PROBLEM STATEMENT
Which lines of the entries contain the string "example"? Please find them and copy them.

Records from a data source
┌────────

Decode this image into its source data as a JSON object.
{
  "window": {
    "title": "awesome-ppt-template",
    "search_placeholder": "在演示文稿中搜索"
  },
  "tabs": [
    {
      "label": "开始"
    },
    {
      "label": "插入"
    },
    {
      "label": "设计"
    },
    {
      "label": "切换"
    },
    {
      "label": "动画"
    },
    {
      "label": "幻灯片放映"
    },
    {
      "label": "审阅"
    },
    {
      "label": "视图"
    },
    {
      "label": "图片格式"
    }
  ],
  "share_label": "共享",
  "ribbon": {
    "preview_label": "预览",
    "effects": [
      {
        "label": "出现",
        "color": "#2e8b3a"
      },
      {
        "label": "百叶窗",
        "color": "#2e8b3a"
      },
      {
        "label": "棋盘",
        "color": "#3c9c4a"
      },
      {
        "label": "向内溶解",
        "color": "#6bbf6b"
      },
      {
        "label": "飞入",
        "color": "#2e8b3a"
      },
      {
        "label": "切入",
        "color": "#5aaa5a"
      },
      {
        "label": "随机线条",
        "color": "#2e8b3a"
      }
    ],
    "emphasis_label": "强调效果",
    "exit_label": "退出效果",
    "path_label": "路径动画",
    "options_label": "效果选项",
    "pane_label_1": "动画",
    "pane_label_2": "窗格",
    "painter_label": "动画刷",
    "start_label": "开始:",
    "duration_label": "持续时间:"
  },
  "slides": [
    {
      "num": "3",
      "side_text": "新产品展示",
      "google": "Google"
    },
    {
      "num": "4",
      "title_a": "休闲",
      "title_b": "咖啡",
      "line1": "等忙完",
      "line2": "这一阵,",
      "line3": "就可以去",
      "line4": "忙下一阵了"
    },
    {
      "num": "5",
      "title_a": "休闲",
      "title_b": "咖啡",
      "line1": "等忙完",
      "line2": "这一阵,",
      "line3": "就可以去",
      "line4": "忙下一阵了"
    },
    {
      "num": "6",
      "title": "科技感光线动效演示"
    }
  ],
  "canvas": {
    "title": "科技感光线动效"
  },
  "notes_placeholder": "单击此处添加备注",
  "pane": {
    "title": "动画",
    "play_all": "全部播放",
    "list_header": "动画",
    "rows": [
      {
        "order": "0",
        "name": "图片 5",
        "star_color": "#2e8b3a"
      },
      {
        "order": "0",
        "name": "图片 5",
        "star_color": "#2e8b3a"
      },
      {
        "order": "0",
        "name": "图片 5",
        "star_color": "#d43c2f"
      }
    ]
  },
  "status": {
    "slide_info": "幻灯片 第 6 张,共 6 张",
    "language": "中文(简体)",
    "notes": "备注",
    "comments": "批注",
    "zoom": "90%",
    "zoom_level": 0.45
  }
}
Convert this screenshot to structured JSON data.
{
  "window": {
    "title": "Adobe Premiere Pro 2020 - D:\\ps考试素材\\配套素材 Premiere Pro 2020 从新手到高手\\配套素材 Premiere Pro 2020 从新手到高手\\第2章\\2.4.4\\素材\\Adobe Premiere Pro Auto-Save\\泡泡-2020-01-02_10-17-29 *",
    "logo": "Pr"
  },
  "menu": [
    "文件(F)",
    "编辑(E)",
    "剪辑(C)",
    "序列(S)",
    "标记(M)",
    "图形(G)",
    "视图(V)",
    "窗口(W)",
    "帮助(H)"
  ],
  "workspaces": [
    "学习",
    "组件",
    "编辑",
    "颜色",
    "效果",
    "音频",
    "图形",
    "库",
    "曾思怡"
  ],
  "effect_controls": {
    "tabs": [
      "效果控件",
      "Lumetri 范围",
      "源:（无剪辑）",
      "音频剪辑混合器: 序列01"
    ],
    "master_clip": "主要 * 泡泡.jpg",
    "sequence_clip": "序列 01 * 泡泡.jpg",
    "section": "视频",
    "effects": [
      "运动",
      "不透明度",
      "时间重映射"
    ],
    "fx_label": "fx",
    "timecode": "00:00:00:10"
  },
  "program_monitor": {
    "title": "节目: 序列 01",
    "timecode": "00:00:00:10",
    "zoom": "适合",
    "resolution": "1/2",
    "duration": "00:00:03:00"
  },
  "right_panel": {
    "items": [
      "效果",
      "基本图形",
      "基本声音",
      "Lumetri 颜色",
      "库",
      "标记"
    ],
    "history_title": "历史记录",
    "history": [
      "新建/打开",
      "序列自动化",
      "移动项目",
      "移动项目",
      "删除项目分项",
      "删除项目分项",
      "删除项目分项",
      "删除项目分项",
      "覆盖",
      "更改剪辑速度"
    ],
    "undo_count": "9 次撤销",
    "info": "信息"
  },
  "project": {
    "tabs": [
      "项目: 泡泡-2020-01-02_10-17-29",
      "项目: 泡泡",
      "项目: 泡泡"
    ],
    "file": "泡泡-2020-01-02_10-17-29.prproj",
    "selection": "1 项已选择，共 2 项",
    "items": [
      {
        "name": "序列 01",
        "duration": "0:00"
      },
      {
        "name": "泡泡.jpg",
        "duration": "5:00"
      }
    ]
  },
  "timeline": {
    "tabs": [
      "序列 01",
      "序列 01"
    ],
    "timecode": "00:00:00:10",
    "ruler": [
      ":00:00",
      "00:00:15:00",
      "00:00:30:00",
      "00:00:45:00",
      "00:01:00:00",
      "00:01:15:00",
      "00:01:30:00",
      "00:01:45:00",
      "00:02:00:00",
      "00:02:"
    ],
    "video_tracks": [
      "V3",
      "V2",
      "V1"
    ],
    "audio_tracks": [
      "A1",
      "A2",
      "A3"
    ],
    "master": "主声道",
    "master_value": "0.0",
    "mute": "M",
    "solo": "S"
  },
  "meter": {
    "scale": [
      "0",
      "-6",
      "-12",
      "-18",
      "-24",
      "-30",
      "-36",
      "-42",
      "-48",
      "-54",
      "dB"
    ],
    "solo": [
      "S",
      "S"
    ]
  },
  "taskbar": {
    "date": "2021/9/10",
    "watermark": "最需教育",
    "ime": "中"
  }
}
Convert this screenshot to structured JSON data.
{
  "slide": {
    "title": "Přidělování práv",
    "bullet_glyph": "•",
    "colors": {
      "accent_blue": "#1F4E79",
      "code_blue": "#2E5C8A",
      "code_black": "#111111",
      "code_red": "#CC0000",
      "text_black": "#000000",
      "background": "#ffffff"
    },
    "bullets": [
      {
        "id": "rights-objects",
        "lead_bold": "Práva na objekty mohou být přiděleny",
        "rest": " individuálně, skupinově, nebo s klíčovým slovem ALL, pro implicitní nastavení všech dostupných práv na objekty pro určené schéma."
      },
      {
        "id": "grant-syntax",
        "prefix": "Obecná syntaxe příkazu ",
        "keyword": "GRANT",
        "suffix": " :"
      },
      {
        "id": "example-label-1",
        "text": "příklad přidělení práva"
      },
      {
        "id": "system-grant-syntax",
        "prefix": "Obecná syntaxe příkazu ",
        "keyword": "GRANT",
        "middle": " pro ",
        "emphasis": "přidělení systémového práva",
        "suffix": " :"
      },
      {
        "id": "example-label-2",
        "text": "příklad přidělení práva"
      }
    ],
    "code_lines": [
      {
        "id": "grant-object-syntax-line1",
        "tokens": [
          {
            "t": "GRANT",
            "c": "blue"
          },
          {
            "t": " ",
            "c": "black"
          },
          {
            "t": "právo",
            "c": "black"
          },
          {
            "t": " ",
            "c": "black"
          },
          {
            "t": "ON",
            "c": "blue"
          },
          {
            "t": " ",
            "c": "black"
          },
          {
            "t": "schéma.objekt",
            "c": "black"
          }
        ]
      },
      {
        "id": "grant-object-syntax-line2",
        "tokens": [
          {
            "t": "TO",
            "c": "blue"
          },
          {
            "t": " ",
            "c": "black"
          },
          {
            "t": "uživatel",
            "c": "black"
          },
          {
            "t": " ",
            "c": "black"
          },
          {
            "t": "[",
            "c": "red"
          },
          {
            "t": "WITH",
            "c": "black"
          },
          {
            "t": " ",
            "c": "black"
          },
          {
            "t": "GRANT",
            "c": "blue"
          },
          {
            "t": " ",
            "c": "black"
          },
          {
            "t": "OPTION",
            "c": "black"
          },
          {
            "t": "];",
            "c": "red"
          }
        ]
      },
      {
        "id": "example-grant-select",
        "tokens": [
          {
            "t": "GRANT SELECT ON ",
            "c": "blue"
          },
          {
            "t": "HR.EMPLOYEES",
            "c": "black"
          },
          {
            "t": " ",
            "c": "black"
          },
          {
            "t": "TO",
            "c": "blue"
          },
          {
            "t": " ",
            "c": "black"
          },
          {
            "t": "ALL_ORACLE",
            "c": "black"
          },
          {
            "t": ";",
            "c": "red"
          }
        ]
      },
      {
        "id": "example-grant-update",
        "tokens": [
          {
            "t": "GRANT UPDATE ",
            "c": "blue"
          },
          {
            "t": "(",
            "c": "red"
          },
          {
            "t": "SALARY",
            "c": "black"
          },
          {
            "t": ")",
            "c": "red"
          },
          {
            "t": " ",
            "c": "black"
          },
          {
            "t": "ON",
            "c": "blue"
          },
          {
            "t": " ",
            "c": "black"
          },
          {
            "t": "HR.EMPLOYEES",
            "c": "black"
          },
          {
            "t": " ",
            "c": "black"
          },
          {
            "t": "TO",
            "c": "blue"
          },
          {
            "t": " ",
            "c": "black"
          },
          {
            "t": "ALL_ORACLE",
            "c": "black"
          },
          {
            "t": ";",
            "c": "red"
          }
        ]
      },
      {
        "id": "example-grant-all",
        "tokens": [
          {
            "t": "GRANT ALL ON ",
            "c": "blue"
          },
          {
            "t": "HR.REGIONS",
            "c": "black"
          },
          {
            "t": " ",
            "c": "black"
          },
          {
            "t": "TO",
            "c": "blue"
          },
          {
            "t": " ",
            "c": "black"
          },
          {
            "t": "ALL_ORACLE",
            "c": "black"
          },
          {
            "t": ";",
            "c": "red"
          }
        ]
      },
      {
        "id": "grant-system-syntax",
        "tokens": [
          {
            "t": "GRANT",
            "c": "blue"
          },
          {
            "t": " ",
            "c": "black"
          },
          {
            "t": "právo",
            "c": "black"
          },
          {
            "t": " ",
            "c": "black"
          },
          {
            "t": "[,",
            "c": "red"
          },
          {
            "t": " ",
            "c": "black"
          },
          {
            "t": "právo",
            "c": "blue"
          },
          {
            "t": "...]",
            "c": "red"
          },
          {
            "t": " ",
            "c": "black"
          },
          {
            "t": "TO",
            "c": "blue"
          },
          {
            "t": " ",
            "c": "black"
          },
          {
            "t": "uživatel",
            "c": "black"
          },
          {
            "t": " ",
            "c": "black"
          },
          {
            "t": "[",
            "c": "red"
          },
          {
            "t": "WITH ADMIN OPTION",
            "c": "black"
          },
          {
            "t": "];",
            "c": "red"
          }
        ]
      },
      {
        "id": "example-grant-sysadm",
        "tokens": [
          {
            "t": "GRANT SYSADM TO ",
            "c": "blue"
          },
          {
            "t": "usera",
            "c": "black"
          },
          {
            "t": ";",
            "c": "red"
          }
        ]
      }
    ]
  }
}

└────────

SOLUTION TO THIS EXERCISE
        "id": "example-label-1",
        "id": "example-label-2",
        "id": "example-grant-select",
        "id": "example-grant-update",
        "id": "example-grant-all",
        "id": "example-grant-sysadm",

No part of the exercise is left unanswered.